It’s homework time for the Abdalla family, all gathered around the kitchen table finishing up their lessons with the help of tutor Julie Radomski.
“She's a nice student, a great tutor. She helped me a lot around my homework and stuff,” said Salat Abdalla, a sophomore at Allderdice Academy.
Julie is a senior at Pitt and co-president of the student program Keep it Real.
Every day during the school year, Julie and dozens of other Pitt students provide free in-home tutoring to nearly 100 Somali Bantu refugee families.
Many families fled Somalia during the civil war and drought of the 1990s only to live in refugee camps in Kenya.
About eight years ago, a small group made their way to the U.S. to call Pittsburgh home.
Parents wanted to make sure their children had the education and opportunities they were denied.
“It was a shock for me to come over to the U.S. because I didn't know English and whenever people talked to me I didn't know what they were saying,” said Abdalla.
Julie has worked with the Abdalla family for 2 ½ years and has been a part of their milestones...
“It's been really amazing especially to see the little kids grow up and see some of the older kids graduate high school,” she said.
But she points out the children are not the only ones learning.
“It's really a two-way street between the tutors, the Pitt students and families. A lot of learning is going on in both directions,” she said.
Julie said when Keep it Real started eight years ago, there were about 10 student tutors involved.

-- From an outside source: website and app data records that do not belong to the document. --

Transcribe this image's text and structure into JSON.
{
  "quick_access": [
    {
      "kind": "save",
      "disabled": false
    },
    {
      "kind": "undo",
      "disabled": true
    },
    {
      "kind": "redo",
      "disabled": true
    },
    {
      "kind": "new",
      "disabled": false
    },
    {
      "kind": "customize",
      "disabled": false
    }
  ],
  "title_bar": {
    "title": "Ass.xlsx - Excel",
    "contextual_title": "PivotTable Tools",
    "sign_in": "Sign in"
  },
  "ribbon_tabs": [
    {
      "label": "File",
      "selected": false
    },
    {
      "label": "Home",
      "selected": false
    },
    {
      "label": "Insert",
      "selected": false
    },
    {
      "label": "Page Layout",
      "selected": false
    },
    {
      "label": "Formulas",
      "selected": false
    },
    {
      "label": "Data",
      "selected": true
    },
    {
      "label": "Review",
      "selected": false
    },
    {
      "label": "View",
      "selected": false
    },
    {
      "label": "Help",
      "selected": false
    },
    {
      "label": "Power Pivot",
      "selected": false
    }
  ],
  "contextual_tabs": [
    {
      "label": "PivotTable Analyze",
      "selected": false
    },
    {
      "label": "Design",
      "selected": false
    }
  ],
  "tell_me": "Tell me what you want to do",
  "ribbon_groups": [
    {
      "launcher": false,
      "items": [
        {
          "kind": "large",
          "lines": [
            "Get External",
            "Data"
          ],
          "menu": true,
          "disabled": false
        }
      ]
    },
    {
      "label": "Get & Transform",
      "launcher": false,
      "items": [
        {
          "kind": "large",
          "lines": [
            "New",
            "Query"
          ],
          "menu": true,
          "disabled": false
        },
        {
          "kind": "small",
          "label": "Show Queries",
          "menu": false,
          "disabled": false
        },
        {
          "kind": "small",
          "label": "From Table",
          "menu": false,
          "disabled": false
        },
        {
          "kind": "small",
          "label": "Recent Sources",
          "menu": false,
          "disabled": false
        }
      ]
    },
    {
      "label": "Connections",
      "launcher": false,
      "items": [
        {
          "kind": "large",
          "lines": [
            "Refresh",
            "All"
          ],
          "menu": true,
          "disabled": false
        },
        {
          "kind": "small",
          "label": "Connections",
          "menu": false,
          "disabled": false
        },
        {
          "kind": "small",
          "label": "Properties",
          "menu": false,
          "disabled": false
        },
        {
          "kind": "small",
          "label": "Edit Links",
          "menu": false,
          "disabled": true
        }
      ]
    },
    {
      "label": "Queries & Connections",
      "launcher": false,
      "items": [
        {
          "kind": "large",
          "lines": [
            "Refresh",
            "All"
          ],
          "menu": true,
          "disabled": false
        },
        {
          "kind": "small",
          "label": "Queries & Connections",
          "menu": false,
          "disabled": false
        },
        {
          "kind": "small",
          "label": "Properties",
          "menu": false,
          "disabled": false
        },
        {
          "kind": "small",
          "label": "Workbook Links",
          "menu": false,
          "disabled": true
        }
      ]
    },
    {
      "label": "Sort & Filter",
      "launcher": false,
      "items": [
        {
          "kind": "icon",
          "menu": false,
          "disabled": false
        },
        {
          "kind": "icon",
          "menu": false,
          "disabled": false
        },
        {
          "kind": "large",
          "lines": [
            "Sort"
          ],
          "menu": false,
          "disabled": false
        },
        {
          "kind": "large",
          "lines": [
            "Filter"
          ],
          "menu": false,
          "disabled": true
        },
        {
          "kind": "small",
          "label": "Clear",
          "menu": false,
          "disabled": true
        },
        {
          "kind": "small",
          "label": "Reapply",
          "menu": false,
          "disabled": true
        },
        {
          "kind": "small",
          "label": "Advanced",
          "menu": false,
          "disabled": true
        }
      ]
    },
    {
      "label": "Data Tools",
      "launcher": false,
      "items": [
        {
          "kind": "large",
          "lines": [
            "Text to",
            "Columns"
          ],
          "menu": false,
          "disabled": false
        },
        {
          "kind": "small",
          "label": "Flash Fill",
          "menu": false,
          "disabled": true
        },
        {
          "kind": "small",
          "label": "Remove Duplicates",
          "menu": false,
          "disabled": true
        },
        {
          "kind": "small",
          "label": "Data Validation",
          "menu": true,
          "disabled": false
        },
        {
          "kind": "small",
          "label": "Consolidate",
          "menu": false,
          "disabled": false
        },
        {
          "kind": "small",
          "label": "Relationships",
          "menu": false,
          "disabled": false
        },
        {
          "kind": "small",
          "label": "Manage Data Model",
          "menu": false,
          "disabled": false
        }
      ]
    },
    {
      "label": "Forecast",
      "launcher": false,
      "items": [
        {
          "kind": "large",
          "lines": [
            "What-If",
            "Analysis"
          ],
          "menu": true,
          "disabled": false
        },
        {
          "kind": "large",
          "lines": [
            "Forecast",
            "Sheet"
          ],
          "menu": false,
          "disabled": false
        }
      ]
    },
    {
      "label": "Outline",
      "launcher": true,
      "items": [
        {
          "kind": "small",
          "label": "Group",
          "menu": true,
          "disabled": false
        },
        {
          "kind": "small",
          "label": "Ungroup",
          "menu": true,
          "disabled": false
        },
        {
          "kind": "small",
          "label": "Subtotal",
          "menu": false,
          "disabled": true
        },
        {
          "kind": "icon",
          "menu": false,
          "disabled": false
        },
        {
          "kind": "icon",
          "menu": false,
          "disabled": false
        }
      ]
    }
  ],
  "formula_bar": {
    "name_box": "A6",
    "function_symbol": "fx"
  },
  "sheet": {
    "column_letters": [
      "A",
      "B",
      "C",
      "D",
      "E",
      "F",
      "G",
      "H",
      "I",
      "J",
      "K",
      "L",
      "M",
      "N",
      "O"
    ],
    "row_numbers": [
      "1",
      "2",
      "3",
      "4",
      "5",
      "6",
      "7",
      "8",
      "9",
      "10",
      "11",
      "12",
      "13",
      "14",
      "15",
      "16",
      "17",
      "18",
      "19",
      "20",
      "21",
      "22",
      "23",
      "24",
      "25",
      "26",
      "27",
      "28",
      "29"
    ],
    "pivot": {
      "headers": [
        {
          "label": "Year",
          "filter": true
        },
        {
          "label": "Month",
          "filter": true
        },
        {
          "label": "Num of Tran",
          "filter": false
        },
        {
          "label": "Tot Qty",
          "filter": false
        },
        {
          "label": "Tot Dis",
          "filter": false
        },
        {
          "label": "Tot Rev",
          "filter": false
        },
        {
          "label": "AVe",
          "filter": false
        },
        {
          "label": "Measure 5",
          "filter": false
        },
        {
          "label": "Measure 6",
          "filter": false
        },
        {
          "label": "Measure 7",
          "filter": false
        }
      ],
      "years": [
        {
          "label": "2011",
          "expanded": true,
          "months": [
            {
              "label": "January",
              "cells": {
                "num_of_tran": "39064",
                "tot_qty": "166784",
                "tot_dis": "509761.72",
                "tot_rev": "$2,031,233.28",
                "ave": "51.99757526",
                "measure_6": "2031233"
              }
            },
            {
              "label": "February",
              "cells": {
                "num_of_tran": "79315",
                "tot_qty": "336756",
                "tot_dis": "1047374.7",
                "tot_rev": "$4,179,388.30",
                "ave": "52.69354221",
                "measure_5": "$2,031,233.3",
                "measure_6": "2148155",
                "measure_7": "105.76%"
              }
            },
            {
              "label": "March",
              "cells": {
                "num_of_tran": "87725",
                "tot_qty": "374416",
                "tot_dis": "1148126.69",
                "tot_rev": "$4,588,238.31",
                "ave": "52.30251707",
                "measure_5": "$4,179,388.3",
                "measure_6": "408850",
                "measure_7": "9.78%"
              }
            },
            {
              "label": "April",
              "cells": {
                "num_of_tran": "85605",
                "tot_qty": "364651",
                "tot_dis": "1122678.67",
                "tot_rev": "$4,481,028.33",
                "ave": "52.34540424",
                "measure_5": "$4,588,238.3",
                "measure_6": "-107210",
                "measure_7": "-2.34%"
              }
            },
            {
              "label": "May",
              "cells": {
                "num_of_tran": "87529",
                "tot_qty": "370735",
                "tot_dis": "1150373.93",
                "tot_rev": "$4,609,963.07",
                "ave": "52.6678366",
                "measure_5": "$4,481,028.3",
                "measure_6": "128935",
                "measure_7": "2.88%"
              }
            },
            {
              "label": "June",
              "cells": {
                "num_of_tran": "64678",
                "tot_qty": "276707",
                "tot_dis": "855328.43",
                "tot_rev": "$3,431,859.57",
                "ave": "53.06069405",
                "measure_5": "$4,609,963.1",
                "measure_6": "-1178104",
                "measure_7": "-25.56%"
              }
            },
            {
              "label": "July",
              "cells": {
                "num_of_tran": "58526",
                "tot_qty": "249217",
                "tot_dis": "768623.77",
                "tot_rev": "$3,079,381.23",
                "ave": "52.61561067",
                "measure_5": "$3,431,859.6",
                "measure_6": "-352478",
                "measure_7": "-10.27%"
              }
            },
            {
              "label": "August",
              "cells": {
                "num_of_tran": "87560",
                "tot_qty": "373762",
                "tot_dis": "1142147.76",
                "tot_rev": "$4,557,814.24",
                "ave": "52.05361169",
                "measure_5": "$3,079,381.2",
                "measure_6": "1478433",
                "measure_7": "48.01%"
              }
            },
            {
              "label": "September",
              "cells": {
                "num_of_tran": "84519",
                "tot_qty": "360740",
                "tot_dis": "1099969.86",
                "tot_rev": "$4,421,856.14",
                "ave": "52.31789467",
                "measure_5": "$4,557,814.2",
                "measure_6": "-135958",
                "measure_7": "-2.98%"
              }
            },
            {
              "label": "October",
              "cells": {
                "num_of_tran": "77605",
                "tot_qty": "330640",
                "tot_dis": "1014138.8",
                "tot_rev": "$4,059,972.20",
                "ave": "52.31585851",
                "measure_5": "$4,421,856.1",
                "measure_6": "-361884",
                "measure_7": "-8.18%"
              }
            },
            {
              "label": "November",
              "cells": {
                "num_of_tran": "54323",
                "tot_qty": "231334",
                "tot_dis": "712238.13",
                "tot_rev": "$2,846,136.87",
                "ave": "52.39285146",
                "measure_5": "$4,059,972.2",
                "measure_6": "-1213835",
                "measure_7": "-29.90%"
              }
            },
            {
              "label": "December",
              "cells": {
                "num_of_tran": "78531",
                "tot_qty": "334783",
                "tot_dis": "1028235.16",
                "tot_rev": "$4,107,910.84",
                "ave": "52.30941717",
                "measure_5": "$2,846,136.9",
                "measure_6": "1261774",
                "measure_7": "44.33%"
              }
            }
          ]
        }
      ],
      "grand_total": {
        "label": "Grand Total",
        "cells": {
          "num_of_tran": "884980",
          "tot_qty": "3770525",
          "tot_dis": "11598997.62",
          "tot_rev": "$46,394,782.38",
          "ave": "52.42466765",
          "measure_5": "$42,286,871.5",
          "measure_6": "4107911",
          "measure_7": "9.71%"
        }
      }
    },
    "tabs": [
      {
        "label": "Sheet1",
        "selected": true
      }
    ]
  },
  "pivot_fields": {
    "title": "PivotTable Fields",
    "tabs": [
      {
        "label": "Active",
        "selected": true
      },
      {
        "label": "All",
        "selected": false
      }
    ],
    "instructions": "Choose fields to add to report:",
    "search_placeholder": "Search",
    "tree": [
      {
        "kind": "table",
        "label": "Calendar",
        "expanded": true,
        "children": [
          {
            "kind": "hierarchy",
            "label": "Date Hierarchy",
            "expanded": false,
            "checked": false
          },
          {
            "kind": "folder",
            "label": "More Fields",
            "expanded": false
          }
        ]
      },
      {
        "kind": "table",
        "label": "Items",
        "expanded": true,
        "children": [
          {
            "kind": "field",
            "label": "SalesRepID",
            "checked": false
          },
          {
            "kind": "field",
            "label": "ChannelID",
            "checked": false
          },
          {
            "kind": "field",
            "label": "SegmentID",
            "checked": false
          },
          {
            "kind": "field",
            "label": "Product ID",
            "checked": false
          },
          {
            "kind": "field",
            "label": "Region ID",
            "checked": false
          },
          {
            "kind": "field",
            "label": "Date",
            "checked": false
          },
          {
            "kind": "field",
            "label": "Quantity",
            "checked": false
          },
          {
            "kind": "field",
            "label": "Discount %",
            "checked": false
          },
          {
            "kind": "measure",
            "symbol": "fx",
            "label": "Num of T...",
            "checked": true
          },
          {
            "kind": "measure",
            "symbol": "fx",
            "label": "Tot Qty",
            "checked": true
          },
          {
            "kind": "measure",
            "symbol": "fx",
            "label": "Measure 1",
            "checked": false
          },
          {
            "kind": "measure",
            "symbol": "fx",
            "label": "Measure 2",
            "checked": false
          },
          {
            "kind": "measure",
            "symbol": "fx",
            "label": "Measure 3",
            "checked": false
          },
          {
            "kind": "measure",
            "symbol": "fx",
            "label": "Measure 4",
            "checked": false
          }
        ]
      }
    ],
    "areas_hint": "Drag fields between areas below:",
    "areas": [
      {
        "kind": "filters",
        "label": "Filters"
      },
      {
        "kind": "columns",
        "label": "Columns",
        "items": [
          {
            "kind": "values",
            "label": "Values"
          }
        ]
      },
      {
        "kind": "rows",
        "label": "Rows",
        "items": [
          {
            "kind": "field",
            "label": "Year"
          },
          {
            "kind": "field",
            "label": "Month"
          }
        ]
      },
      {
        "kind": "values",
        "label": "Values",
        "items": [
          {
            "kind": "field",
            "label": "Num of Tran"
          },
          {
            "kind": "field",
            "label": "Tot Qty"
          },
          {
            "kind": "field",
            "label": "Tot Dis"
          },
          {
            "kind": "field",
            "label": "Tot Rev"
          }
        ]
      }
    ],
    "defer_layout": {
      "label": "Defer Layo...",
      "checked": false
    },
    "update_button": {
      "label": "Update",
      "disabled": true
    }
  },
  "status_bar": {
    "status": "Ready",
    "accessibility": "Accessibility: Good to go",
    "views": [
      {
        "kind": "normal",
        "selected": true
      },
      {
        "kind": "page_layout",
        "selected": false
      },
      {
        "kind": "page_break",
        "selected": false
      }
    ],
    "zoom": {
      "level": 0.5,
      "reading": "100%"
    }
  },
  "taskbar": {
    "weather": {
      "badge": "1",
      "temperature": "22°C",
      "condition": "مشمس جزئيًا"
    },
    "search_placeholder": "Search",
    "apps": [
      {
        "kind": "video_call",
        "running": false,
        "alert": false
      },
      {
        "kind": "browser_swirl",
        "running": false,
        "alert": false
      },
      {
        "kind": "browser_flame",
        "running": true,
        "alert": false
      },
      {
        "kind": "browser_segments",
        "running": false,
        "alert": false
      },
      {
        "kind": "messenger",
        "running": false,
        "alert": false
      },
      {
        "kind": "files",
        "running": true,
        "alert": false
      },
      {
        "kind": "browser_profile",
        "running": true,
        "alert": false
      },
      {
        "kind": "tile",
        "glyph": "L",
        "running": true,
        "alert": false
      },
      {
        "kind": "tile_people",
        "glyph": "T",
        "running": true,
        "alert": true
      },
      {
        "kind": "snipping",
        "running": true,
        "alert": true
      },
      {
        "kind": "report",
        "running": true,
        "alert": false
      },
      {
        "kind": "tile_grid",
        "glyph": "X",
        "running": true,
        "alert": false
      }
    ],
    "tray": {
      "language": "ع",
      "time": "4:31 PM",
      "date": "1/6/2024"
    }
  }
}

Now there are about 80 and it is one of the most popular student groups on campus.
To learn more about Keep it Real, log on to the website.